* _What is required_
Scan the listing that follows and report how many lines contain "page". Write the number alone.

-------- Data records

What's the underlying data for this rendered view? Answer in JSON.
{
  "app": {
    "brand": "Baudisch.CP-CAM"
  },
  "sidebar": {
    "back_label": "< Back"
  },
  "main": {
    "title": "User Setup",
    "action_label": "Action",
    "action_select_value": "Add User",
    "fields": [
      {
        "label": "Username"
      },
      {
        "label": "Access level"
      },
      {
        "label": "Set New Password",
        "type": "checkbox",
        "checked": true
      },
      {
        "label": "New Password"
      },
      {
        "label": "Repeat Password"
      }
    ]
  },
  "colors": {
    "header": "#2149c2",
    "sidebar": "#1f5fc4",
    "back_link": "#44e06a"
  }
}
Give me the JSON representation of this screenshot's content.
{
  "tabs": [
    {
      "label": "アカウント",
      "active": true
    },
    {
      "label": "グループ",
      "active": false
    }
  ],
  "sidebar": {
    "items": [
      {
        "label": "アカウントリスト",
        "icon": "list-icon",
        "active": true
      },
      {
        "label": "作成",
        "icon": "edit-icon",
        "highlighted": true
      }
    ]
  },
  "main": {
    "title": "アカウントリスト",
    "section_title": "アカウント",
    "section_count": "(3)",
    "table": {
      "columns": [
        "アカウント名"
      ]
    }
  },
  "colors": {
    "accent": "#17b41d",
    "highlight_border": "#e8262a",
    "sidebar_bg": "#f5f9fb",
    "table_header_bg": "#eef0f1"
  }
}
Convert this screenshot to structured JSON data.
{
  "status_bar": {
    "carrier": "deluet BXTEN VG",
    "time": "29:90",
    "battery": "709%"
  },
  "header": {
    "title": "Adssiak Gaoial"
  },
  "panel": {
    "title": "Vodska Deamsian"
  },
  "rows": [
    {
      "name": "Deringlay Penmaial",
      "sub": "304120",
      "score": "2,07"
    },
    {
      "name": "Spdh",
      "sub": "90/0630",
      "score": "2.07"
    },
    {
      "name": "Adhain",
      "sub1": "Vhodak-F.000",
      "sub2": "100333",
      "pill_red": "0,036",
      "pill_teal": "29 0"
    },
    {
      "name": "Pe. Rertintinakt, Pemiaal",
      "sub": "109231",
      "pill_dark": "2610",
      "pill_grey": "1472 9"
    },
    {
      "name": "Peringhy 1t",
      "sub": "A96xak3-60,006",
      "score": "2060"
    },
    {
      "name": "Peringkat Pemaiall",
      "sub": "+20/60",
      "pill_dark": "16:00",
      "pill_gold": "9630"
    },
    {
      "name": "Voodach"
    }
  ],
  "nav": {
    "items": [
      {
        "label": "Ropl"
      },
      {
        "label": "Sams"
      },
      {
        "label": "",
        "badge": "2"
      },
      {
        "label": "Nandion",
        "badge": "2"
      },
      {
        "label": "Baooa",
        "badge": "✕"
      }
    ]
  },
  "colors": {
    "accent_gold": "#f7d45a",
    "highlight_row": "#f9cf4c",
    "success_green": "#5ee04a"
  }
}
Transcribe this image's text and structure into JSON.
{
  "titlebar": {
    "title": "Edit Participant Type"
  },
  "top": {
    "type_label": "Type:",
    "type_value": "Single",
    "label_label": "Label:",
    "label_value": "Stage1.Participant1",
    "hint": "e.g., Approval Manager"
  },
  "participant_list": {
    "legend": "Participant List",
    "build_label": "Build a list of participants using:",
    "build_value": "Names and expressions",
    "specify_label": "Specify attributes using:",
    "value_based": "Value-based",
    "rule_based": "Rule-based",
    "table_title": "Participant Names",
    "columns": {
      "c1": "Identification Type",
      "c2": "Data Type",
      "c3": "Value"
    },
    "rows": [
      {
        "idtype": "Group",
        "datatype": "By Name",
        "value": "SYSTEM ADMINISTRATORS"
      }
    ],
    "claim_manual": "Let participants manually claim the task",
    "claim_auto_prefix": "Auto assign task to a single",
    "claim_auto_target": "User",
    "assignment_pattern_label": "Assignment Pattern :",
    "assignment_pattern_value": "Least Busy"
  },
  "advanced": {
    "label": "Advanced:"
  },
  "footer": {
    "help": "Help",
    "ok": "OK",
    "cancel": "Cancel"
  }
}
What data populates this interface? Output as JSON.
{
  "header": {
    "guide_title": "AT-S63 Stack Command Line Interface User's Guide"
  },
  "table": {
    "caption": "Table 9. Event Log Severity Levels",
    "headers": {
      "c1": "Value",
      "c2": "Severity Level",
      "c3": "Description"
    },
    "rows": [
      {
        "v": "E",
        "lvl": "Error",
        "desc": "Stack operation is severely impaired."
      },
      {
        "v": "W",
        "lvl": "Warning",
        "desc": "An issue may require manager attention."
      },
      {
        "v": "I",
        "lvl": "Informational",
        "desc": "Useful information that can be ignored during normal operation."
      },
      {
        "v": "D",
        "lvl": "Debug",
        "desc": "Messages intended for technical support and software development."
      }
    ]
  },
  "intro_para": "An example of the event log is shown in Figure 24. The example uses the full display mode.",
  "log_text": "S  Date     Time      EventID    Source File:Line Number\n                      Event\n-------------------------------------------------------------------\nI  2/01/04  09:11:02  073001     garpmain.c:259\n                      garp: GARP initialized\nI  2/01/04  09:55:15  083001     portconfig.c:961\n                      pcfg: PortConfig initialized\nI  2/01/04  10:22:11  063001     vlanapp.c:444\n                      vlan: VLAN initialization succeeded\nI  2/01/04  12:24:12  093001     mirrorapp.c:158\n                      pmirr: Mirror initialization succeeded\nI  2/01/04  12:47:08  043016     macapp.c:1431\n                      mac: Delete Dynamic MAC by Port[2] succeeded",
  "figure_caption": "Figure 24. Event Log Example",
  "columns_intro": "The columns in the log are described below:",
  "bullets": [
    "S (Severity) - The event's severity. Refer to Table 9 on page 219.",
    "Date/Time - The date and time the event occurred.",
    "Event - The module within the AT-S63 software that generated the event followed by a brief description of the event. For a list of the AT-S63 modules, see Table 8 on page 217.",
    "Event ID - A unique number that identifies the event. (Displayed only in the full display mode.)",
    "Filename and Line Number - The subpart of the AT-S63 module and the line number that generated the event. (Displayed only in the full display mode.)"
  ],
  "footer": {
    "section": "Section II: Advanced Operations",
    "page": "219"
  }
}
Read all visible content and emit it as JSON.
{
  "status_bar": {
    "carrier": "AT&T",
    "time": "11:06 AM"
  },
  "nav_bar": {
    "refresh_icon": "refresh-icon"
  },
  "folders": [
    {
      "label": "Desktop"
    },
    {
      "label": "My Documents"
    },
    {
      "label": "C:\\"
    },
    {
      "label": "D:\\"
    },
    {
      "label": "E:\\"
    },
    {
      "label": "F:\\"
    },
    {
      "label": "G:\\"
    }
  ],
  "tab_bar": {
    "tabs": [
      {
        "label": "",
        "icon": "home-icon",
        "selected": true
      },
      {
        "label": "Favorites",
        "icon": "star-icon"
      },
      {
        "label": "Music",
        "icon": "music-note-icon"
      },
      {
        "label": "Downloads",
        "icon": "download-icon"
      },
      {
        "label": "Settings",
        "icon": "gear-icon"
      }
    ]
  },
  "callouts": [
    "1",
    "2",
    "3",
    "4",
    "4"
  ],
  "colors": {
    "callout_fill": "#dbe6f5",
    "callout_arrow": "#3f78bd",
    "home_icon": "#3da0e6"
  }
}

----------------

* _Solution to the exercise_
3